A subdivision is land or other real property divided into two or more parts, called lots, for the purpose of development or sale. Property subdivisions may also occur when parcels of land are altered to accommodate new streets or changes made to existing streets. Landowners who wish to subdivide property must do so in accordance with the law.
Planning and Zoning Laws
Property divisions may be controlled by local or state subdivision regulations, but urban areas and some rural areas also have zoning laws that determine how property can be used in a particular area. Local planning and zoning boards oversee compliance with these laws.
The approval process for a subdivision may be determined by the size of the subdivision.

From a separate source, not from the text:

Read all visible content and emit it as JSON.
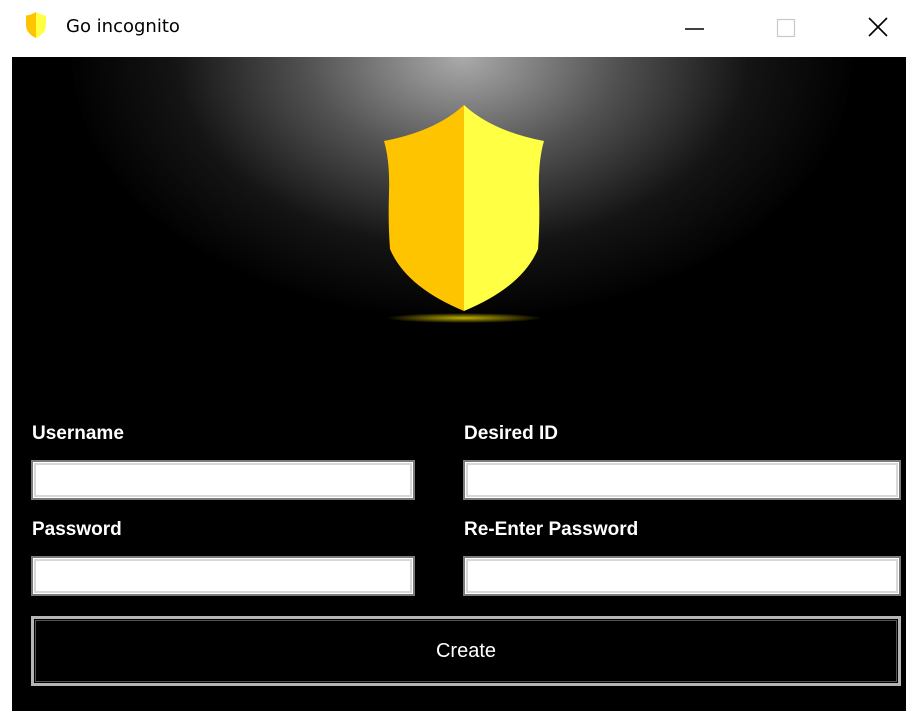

Categories of subdivisions and procedures for approval, such as board only or board plus local government, vary among locations. Some subdivision plans require notification of neighboring property owners and a public hearing.
Types of Subdivisions
Exempt subdivisions do not require local government approval. The local planning director signs off on these.
Local governments define minor subdivisions and major subdivisions by the number of lots being created. A minor one, for example, may have four or fewer lots. Major subdivisions usually require a more extensive approval process.
Approved changes to the plat, a map detailing the property, are filed with the recorder or clerk of the county where the land is.